[[ Excerpted records, beginning ]]

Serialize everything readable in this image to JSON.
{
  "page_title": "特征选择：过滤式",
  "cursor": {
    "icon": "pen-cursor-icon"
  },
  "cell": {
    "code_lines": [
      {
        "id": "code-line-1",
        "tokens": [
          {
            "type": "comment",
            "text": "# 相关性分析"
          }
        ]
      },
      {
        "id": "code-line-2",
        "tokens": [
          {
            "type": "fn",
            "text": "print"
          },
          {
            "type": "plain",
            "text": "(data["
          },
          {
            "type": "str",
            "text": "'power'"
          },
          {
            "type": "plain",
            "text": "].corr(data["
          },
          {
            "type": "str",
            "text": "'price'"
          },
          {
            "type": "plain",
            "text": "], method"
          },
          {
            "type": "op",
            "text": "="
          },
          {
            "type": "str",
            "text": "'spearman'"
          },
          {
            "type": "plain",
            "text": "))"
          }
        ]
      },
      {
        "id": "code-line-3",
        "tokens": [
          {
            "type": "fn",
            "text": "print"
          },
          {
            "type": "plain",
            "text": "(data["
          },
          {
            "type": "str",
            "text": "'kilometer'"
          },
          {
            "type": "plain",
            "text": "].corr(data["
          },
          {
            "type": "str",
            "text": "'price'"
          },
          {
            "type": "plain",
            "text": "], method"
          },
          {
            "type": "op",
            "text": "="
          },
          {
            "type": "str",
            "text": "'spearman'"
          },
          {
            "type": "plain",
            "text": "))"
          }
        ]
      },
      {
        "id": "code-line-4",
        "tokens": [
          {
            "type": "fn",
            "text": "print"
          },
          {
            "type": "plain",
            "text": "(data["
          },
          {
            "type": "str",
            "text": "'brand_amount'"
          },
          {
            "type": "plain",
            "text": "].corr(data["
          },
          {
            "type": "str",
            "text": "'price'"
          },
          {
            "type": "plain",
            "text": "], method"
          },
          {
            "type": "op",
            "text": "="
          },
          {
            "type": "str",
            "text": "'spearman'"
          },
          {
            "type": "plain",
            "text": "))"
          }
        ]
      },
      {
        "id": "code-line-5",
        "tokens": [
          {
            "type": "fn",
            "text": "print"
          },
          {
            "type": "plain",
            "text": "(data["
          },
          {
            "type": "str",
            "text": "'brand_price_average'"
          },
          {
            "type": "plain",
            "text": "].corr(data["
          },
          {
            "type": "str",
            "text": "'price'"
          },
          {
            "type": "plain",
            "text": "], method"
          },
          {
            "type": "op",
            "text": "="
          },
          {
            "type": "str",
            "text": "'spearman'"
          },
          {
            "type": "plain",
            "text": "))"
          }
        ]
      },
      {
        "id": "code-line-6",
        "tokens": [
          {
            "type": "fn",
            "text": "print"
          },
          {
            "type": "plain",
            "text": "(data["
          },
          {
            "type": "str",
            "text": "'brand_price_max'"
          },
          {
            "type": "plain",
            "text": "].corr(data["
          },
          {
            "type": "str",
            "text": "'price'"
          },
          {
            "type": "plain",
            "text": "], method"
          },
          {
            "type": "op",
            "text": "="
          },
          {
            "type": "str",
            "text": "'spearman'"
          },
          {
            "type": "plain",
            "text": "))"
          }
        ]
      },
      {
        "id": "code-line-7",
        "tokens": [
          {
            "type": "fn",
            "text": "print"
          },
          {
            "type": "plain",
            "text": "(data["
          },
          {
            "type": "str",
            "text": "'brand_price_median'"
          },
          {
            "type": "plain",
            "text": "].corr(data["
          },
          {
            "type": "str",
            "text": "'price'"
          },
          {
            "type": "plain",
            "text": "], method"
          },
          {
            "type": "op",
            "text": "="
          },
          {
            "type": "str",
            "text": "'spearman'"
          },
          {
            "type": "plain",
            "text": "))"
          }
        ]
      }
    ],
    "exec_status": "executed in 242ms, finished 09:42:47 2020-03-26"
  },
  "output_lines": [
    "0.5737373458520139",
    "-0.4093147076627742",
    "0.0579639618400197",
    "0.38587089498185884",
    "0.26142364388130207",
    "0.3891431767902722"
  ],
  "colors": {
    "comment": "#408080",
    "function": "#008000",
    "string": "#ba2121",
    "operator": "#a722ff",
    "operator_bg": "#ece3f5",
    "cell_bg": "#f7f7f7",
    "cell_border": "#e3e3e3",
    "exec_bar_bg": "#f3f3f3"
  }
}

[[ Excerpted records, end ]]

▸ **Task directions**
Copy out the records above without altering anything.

▸ **Answer box**
Serialize everything readable in this image to JSON.
{
  "page_title": "特征选择：过滤式",
  "cursor": {
    "icon": "pen-cursor-icon"
  },
  "cell": {
    "code_lines": [
      {
        "id": "code-line-1",
        "tokens": [
          {
            "type": "comment",
            "text": "# 相关性分析"
          }
        ]
      },
      {
        "id": "code-line-2",
        "tokens": [
          {
            "type": "fn",
            "text": "print"
          },
          {
            "type": "plain",
            "text": "(data["
          },
          {
            "type": "str",
            "text": "'power'"
          },
          {
            "type": "plain",
            "text": "].corr(data["
          },
          {
            "type": "str",
            "text": "'price'"
          },
          {
            "type": "plain",
            "text": "], method"
          },
          {
            "type": "op",
            "text": "="
          },
          {
            "type": "str",
            "text": "'spearman'"
          },
          {
            "type": "plain",
            "text": "))"
          }
        ]
      },
      {
        "id": "code-line-3",
        "tokens": [
          {
            "type": "fn",
            "text": "print"
          },
          {
            "type": "plain",
            "text": "(data["
          },
          {
            "type": "str",
            "text": "'kilometer'"
          },
          {
            "type": "plain",
            "text": "].corr(data["
          },
          {
            "type": "str",
            "text": "'price'"
          },
          {
            "type": "plain",
            "text": "], method"
          },
          {
            "type": "op",
            "text": "="
          },
          {
            "type": "str",
            "text": "'spearman'"
          },
          {
            "type": "plain",
            "text": "))"
          }
        ]
      },
      {
        "id": "code-line-4",
        "tokens": [
          {
            "type": "fn",
            "text": "print"
          },
          {
            "type": "plain",
            "text": "(data["
          },
          {
            "type": "str",
            "text": "'brand_amount'"
          },
          {
            "type": "plain",
            "text": "].corr(data["
          },
          {
            "type": "str",
            "text": "'price'"
          },
          {
            "type": "plain",
            "text": "], method"
          },
          {
            "type": "op",
            "text": "="
          },
          {
            "type": "str",
            "text": "'spearman'"
          },
          {
            "type": "plain",
            "text": "))"
          }
        ]
      },
      {
        "id": "code-line-5",
        "tokens": [
          {
            "type": "fn",
            "text": "print"
          },
          {
            "type": "plain",
            "text": "(data["
          },
          {
            "type": "str",
            "text": "'brand_price_average'"
          },
          {
            "type": "plain",
            "text": "].corr(data["
          },
          {
            "type": "str",
            "text": "'price'"
          },
          {
            "type": "plain",
            "text": "], method"
          },
          {
            "type": "op",
            "text": "="
          },
          {
            "type": "str",
            "text": "'spearman'"
          },
          {
            "type": "plain",
            "text": "))"
          }
        ]
      },
      {
        "id": "code-line-6",
        "tokens": [
          {
            "type": "fn",
            "text": "print"
          },
          {
            "type": "plain",
            "text": "(data["
          },
          {
            "type": "str",
            "text": "'brand_price_max'"
          },
          {
            "type": "plain",
            "text": "].corr(data["
          },
          {
            "type": "str",
            "text": "'price'"
          },
          {
            "type": "plain",
            "text": "], method"
          },
          {
            "type": "op",
            "text": "="
          },
          {
            "type": "str",
            "text": "'spearman'"
          },
          {
            "type": "plain",
            "text": "))"
          }
        ]
      },
      {
        "id": "code-line-7",
        "tokens": [
          {
            "type": "fn",
            "text": "print"
          },
          {
            "type": "plain",
            "text": "(data["
          },
          {
            "type": "str",
            "text": "'brand_price_median'"
          },
          {
            "type": "plain",
            "text": "].corr(data["
          },
          {
            "type": "str",
            "text": "'price'"
          },
          {
            "type": "plain",
            "text": "], method"
          },
          {
            "type": "op",
            "text": "="
          },
          {
            "type": "str",
            "text": "'spearman'"
          },
          {
            "type": "plain",
            "text": "))"
          }
        ]
      }
    ],
    "exec_status": "executed in 242ms, finished 09:42:47 2020-03-26"
  },
  "output_lines": [
    "0.5737373458520139",
    "-0.4093147076627742",
    "0.0579639618400197",
    "0.38587089498185884",
    "0.26142364388130207",
    "0.3891431767902722"
  ],
  "colors": {
    "comment": "#408080",
    "function": "#008000",
    "string": "#ba2121",
    "operator": "#a722ff",
    "operator_bg": "#ece3f5",
    "cell_bg": "#f7f7f7",
    "cell_border": "#e3e3e3",
    "exec_bar_bg": "#f3f3f3"
  }
}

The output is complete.